Life Drawing

I had been thinking about taking a life drawing class one day at the beginning of the year, but thought I was far from ready for that. In spring, I went to a portrait drawing classes again, which I had taken two years ago. I really enjoyed exploring the human face and drawing real people rather than working from photographs. Drawing the hole figure was the logical next step further. I wasn't sure if I was ready for the class yet, and I was thinking about it and arguing with myself all summer. But then, one's never really ready and fully prepared, and just a few days before class started at the end of September, I went for it. And I'm so glad I did. Every Saturday morning we explore a new technique or concept - mass, contour, line, tonal values, chiaroscuro etc. I love the structure of the class, starting with a bit of theory first, followed by putting it into practice, and building up on the past lessons. And as we are a small group of only seven, our teacher has enough time for helping each of us in turn with practical advise and critique. While the models in the portrait class had been volunteers, who did not always sit completely still, the models here are paid professionals, who are able to hold a pose without moving. Drawing them is a very different experience, not easy, but so rewarding. Most of the time, anyway. There's always the one or other drawing that just doesn't work, and is just frustrating, of course. We've had a different model for every class so far, mostly young women - only one man so far. Below are some of the drawings I did in class so far (I'm sorry about the bad quality of the photographs, but the days are getting shorter and greyer). I still got lots to learn...

Last Saturday, we went to the Archaeological Museum at the University, to draw in their cast collection. After having spent a good hour listening to our teacher explaining about different epochs and development of representing the human body in carved stone, we all wandered off to find a cast to draw. I liked the expression of this cast of a Roman copy of a Hellenic original, representing a man sharpening a sickle. I decided to concentrate just on on that, drawing only the head, instead of the whole figure (which was rather complicated, I save that for another day). There were some in my class who weren't happy about drawing dead models instead of life ones, but I must say I quite enjoyed it. It was nice not having to worry about time and instead being able to take as long as you need without having to fear your model changing the pose. I think it's a good exercise to draw such casts from time to time, to really study the features, proportions, expressions, poses etc., to get a feel for the human face and figure, and I'm sure it will be very useful for drawing from life.

I have a long way to go still, but I'm so glad I'm taking this course now. And I want to go back to the Archaeological museum too, and there are weekly life drawing sessions (not classes) here in Zürich too, which I yet have to check out. After all, it's practise, practise, practise that makes you improve your skills.

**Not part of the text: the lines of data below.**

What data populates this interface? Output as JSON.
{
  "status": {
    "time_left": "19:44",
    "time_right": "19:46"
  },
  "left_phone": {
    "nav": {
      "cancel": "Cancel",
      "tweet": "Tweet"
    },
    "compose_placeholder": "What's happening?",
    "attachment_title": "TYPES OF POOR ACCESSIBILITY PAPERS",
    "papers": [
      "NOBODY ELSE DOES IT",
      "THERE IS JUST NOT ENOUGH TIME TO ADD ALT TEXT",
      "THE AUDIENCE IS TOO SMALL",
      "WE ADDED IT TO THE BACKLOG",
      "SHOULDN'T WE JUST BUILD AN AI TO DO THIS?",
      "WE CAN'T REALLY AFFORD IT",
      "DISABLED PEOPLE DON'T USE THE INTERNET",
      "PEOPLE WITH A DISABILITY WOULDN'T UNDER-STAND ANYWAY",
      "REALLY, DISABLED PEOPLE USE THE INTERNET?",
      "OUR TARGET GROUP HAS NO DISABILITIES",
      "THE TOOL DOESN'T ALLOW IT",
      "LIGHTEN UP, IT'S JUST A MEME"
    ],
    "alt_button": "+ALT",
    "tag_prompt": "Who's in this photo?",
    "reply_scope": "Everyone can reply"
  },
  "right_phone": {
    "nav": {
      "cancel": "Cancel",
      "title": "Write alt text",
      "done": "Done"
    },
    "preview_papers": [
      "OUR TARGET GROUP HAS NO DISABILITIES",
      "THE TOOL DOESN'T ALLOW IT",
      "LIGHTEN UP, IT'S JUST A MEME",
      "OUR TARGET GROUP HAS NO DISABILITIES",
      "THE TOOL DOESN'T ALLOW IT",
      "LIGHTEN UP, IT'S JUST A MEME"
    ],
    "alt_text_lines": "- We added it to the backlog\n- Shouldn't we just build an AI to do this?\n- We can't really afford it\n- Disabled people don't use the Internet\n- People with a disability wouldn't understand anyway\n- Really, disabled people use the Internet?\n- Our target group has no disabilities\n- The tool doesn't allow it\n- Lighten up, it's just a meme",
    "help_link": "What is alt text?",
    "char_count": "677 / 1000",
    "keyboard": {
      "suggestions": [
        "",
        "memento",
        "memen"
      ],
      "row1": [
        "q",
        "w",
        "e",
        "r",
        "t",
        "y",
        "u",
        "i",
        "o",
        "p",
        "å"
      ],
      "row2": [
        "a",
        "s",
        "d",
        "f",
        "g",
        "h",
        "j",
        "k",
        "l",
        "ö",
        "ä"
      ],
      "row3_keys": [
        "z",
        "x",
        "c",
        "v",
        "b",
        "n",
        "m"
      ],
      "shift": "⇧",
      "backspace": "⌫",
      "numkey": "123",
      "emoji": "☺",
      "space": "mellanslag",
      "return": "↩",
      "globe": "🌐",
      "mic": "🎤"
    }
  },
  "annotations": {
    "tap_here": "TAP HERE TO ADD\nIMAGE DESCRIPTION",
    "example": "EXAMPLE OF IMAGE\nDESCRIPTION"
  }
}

1 comment:

  1. These are terrific! Really fabulous and it would be hard for anyone to tell you are a beginner at figures. And what a great idea to draw from casts. I must do that! :0)